#### MATERIALS PROVIDED
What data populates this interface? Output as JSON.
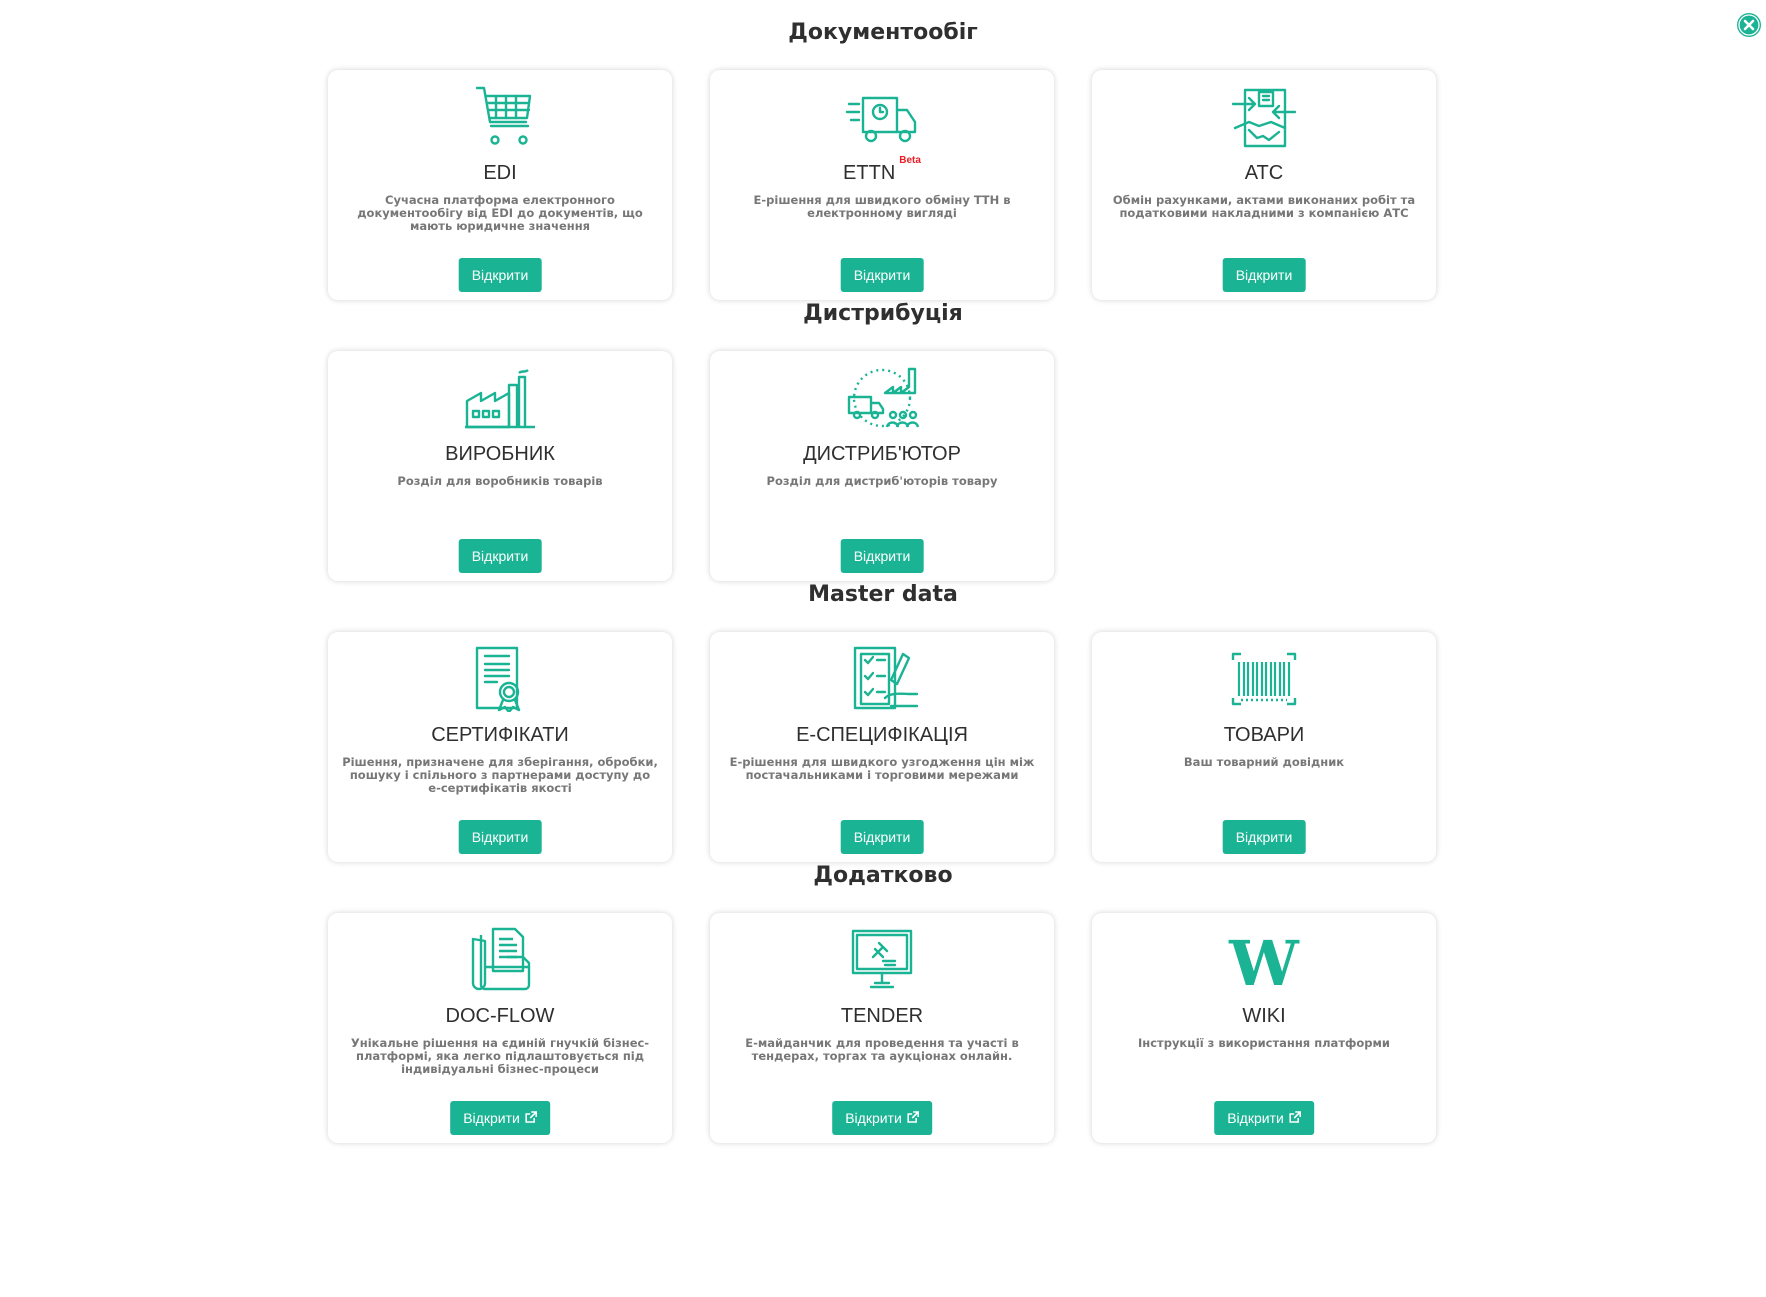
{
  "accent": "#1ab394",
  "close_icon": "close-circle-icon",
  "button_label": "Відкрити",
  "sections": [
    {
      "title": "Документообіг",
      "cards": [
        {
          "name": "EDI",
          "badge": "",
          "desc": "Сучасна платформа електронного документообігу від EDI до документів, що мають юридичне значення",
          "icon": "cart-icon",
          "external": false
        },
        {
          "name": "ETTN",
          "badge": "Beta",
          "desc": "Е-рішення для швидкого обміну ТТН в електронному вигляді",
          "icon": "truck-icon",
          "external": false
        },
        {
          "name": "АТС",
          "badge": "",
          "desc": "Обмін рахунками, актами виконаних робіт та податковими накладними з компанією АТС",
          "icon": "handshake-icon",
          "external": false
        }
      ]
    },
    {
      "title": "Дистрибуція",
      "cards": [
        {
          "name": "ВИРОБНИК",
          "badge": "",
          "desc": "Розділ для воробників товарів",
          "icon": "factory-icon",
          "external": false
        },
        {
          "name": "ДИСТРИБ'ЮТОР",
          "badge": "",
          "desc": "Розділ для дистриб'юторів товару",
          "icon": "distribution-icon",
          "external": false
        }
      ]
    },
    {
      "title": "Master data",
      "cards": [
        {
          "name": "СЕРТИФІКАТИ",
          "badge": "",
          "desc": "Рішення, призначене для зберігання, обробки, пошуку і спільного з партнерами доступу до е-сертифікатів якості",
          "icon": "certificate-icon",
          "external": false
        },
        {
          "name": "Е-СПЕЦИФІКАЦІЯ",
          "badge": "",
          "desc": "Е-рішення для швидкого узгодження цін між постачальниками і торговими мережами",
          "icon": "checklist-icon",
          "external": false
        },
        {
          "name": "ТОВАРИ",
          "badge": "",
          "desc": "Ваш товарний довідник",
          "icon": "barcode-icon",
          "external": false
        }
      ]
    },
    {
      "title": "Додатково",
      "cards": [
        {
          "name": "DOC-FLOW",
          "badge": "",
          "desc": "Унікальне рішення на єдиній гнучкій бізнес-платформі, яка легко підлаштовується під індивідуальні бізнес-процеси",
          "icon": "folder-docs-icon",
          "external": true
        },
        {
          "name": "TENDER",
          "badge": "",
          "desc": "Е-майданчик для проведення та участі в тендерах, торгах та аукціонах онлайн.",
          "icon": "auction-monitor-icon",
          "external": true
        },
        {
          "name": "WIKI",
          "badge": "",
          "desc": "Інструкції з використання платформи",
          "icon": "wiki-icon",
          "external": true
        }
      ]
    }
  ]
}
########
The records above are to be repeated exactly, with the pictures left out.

What data populates this interface? Output as JSON.
{
  "accent": "#1ab394",
  "close_icon": "close-circle-icon",
  "button_label": "Відкрити",
  "sections": [
    {
      "title": "Документообіг",
      "cards": [
        {
          "name": "EDI",
          "badge": "",
          "desc": "Сучасна платформа електронного документообігу від EDI до документів, що мають юридичне значення",
          "icon": "cart-icon",
          "external": false
        },
        {
          "name": "ETTN",
          "badge": "Beta",
          "desc": "Е-рішення для швидкого обміну ТТН в електронному вигляді",
          "icon": "truck-icon",
          "external": false
        },
        {
          "name": "АТС",
          "badge": "",
          "desc": "Обмін рахунками, актами виконаних робіт та податковими накладними з компанією АТС",
          "icon": "handshake-icon",
          "external": false
        }
      ]
    },
    {
      "title": "Дистрибуція",
      "cards": [
        {
          "name": "ВИРОБНИК",
          "badge": "",
          "desc": "Розділ для воробників товарів",
          "icon": "factory-icon",
          "external": false
        },
        {
          "name": "ДИСТРИБ'ЮТОР",
          "badge": "",
          "desc": "Розділ для дистриб'юторів товару",
          "icon": "distribution-icon",
          "external": false
        }
      ]
    },
    {
      "title": "Master data",
      "cards": [
        {
          "name": "СЕРТИФІКАТИ",
          "badge": "",
          "desc": "Рішення, призначене для зберігання, обробки, пошуку і спільного з партнерами доступу до е-сертифікатів якості",
          "icon": "certificate-icon",
          "external": false
        },
        {
          "name": "Е-СПЕЦИФІКАЦІЯ",
          "badge": "",
          "desc": "Е-рішення для швидкого узгодження цін між постачальниками і торговими мережами",
          "icon": "checklist-icon",
          "external": false
        },
        {
          "name": "ТОВАРИ",
          "badge": "",
          "desc": "Ваш товарний довідник",
          "icon": "barcode-icon",
          "external": false
        }
      ]
    },
    {
      "title": "Додатково",
      "cards": [
        {
          "name": "DOC-FLOW",
          "badge": "",
          "desc": "Унікальне рішення на єдиній гнучкій бізнес-платформі, яка легко підлаштовується під індивідуальні бізнес-процеси",
          "icon": "folder-docs-icon",
          "external": true
        },
        {
          "name": "TENDER",
          "badge": "",
          "desc": "Е-майданчик для проведення та участі в тендерах, торгах та аукціонах онлайн.",
          "icon": "auction-monitor-icon",
          "external": true
        },
        {
          "name": "WIKI",
          "badge": "",
          "desc": "Інструкції з використання платформи",
          "icon": "wiki-icon",
          "external": true
        }
      ]
    }
  ]
}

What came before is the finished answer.